◆ **WORK REQUIRED**:
Among the lines of the listing below, count those with the string "JSON". Give the number and no commentary.

◆ **DATA EXTRACTS**:
★ ★ ★
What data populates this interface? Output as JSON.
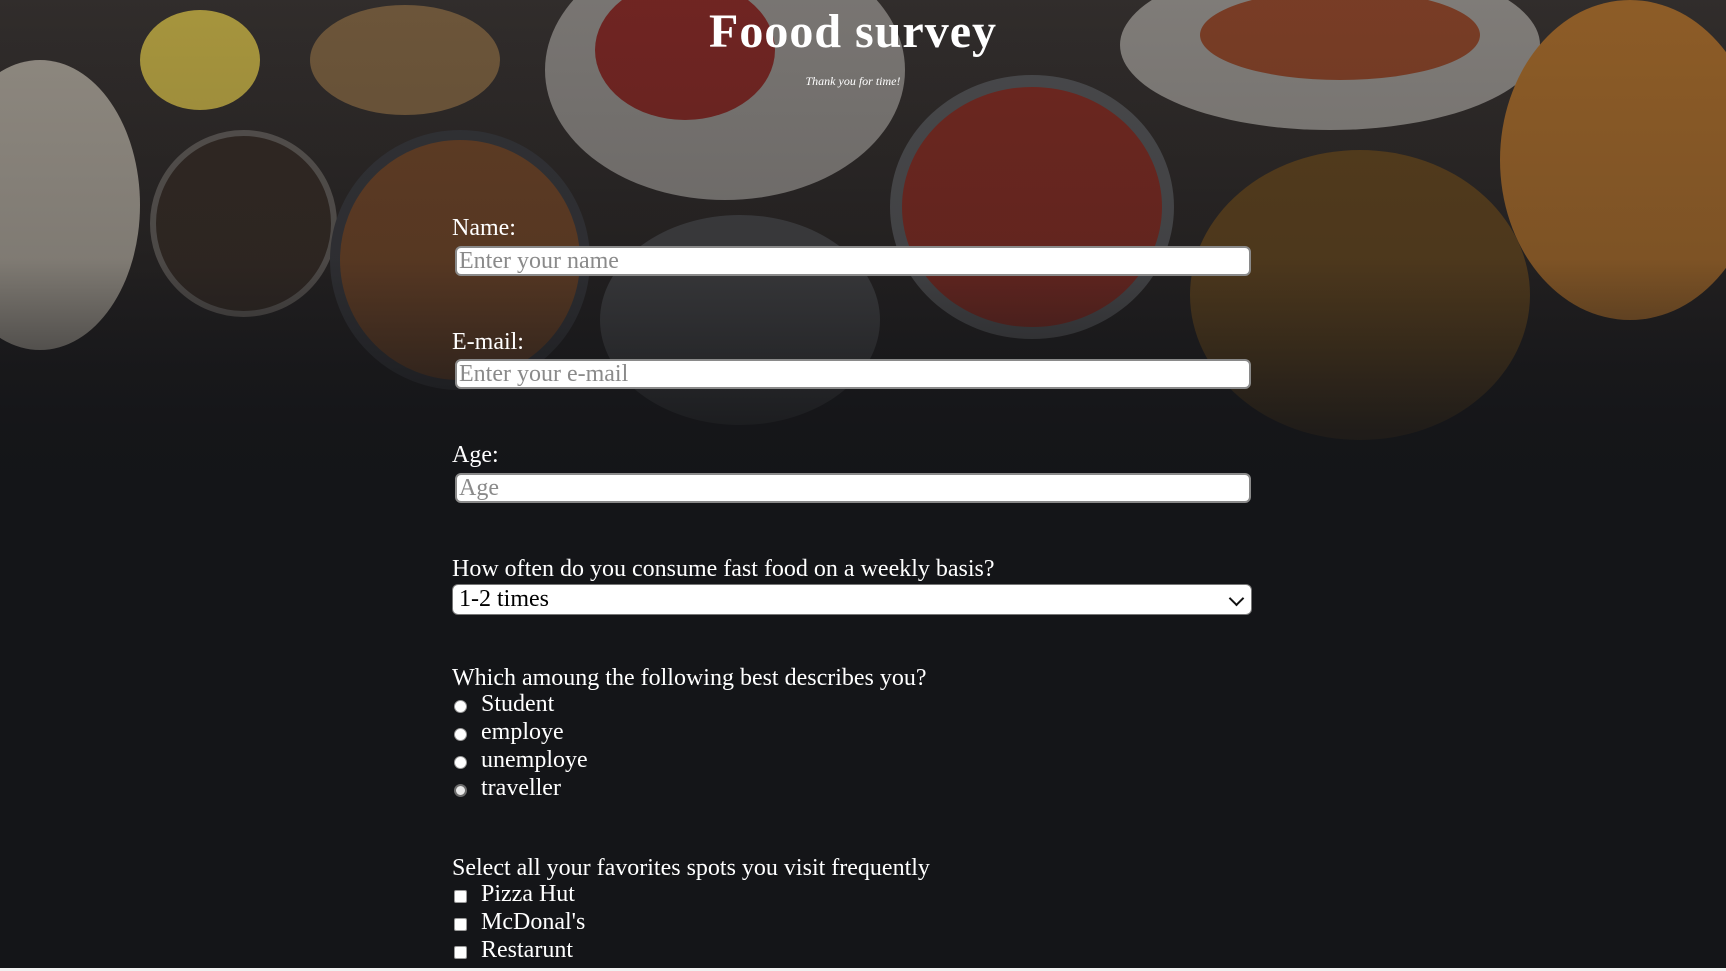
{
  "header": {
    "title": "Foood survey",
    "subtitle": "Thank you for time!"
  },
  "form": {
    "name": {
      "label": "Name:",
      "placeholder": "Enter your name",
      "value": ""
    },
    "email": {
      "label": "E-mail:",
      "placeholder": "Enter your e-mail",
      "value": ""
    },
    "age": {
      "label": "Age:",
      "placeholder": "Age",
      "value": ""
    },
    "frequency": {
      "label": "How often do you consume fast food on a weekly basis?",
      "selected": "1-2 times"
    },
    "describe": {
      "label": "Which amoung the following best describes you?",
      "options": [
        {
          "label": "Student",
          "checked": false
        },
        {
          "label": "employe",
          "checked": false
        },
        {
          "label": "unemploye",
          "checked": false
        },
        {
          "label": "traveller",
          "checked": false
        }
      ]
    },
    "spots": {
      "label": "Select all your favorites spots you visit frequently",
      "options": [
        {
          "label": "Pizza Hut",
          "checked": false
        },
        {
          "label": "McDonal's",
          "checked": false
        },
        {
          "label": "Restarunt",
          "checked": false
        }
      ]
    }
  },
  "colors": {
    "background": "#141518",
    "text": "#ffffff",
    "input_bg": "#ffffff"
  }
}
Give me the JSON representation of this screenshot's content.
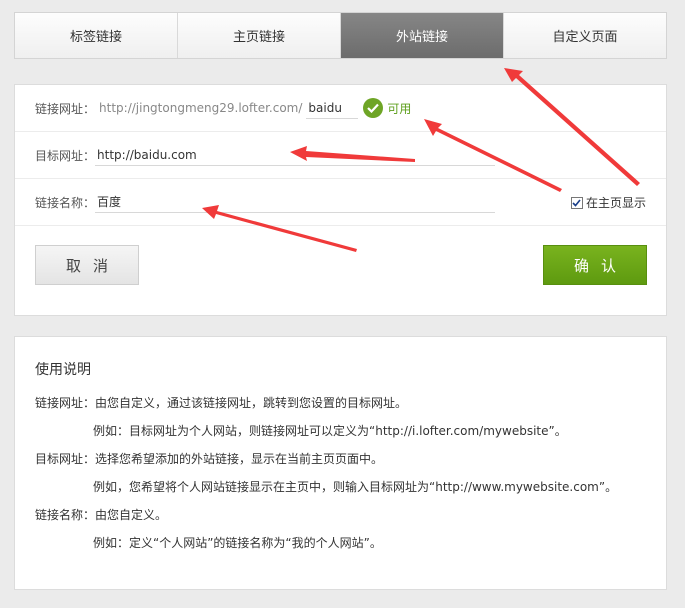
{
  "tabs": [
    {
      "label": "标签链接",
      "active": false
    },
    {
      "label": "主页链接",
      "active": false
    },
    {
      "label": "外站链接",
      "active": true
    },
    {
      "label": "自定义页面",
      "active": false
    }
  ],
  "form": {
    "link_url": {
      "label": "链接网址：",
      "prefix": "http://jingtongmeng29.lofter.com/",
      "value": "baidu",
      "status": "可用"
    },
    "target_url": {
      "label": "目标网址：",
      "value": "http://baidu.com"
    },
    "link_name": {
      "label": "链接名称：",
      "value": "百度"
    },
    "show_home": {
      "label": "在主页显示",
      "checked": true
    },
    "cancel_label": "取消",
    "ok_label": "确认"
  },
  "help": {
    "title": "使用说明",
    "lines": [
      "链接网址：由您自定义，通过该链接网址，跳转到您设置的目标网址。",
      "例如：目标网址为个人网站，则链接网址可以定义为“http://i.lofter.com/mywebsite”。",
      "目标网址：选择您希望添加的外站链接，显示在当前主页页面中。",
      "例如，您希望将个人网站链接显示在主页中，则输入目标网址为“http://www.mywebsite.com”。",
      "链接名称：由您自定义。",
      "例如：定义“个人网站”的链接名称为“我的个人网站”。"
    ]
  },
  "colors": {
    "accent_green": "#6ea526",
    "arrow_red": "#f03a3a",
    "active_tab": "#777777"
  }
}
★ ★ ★
◆ **THE COMPLETED TASK**:
2